So I just finished trying out Eden River. I actually got to try the earlier version for the DK1 which came out over a year ago. I really liked the original version, so I was happy to see what this one offered.
Like with many VR apps, it’s tricky to describe exactly what it is. It’s interactive, but it’s not really a game. The creator, Unello Design, has aptly called it a “relaxation experience”.
A Beautiful and Peaceful River Environment
The basic idea is you float down a beautiful and peaceful river environment.
The background music is an excellent touch, and I wholeheartedly approve of the selection. It has a kind of classic rock, psychedelic feel to it, which fits the experience well.
The experience was quite short. You find yourself recognizing the repeating loop pretty early. There is one scene included, but others are coming soon.
And the environment and graphics are great, but you soon see that there is not much variety to be had.
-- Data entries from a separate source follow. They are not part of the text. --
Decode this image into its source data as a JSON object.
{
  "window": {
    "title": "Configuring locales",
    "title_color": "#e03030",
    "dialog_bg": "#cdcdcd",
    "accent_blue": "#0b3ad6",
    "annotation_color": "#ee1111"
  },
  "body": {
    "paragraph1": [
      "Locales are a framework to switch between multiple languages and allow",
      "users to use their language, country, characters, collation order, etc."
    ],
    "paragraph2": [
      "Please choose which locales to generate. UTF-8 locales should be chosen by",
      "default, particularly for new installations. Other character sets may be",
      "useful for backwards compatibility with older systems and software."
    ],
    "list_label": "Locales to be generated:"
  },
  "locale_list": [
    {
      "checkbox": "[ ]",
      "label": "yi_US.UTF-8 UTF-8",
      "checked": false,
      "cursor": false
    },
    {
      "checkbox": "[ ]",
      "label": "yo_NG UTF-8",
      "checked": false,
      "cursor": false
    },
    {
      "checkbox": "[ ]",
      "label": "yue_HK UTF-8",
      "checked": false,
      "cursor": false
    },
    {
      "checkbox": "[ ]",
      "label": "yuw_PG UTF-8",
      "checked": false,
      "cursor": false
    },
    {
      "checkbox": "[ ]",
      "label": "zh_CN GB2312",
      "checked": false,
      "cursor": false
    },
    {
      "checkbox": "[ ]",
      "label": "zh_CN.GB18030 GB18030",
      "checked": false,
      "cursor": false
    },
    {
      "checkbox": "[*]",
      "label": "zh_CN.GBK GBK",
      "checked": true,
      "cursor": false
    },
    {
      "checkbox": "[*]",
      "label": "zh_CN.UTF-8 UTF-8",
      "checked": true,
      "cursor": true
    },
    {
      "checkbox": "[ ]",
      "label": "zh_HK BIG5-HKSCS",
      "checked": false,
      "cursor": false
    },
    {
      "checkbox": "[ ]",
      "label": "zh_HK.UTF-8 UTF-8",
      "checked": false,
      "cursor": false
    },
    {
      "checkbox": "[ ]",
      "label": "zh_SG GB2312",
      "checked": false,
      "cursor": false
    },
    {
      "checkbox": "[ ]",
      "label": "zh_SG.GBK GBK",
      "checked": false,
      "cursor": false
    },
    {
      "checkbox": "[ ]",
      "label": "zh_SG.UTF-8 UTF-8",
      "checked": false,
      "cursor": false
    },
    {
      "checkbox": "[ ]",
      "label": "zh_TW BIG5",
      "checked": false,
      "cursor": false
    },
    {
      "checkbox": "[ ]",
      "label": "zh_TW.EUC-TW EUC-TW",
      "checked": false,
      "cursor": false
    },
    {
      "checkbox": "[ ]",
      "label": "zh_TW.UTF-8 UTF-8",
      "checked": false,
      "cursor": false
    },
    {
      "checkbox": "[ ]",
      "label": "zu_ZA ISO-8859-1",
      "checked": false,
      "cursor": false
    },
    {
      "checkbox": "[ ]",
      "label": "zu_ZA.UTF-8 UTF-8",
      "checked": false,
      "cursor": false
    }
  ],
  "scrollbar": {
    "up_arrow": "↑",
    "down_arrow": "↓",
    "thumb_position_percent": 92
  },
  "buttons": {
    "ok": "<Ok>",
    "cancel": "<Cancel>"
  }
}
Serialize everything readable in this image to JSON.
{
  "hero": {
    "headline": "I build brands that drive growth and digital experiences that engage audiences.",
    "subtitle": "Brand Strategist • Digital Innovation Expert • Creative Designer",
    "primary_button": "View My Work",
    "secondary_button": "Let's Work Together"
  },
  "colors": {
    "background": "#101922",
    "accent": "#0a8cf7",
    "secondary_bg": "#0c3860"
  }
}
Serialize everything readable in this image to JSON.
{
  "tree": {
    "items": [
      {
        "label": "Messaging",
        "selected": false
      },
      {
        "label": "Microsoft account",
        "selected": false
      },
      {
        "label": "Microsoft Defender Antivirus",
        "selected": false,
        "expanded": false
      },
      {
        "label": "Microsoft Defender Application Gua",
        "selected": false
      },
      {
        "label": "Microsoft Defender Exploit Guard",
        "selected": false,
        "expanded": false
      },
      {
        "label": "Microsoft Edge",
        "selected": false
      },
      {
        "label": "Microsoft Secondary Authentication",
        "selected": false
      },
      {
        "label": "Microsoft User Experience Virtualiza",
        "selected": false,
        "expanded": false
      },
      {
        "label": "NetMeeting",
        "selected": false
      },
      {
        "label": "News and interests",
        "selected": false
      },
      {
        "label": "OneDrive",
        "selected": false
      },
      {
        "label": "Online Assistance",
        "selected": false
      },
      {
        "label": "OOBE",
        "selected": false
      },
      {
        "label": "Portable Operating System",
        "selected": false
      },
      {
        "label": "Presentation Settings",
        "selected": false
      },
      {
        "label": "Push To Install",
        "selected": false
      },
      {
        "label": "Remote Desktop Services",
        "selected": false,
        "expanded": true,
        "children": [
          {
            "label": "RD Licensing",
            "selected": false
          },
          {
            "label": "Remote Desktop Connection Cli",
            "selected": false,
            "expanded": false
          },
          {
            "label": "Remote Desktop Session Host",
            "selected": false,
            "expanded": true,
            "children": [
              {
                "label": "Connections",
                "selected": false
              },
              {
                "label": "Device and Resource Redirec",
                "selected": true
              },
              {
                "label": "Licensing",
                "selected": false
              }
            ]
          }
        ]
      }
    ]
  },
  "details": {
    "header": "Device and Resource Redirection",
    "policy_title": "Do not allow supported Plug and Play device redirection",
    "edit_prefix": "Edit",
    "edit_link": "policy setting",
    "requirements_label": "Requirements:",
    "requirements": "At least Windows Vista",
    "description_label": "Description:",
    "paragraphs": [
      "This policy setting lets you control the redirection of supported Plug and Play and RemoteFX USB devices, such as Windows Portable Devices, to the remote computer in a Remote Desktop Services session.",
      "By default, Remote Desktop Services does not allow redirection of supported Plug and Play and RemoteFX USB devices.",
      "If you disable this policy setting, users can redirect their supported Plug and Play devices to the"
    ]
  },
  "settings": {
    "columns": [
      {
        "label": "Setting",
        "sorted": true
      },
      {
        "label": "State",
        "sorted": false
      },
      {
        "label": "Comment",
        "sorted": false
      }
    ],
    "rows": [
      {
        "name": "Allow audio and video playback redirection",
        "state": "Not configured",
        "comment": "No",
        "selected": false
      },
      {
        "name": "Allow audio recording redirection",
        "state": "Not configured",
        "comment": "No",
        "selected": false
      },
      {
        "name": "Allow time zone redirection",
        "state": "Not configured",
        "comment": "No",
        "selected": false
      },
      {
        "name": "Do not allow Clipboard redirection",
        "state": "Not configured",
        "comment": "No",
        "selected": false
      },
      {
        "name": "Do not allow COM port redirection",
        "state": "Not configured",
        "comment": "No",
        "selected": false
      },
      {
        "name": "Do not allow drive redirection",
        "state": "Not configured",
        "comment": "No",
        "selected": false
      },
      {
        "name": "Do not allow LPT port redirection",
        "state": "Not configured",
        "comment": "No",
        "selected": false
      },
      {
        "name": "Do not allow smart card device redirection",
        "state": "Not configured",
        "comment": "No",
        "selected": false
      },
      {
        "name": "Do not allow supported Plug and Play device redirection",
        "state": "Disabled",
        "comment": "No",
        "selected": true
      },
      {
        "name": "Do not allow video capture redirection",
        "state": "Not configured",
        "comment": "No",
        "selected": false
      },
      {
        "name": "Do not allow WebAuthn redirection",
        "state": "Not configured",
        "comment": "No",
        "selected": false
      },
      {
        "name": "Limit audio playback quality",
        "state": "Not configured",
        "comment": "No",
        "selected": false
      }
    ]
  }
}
To be fair, I have to remind myself that this is running on a smartphone, and they probably couldn’t push the 3d graphics much farther than this.
There is also a “dream mode” which just means you can lie down and reorient the view such that it’s still in front of your face. It’s a nice touch. But VR beginners will have to be careful as it is easy to get in to a strange orientation which could be uncomfortable with the movement.
I think that “lying down mode” is something that will become standard in more apps, including Oculus Cinema. Sometimes you just want to lie in bed watching a movie.
You control yourself without any controller. You simply tilt your head left and right to move, and you use the headset touchpad to change your speed. VR control is still being worked out, and these guys found a good solution for this experience.
However, I do have to say that I sometimes tilted my head when I didn’t mean to, and this led to some unexpected motion. Generally, any unexpected motion is a problem in VR because it can lead to motion sickness.
Another small criticism is that it’s sometimes tricky to face exactly to the front position. This is important because, like in a car, you can alleviate motion sickness by always facing forward.
I think experiences in general will be huge in VR. Often times, we don’t want to be wracking our brain figuring out what to do, like in some games. We just want to kick back and experience something amazing.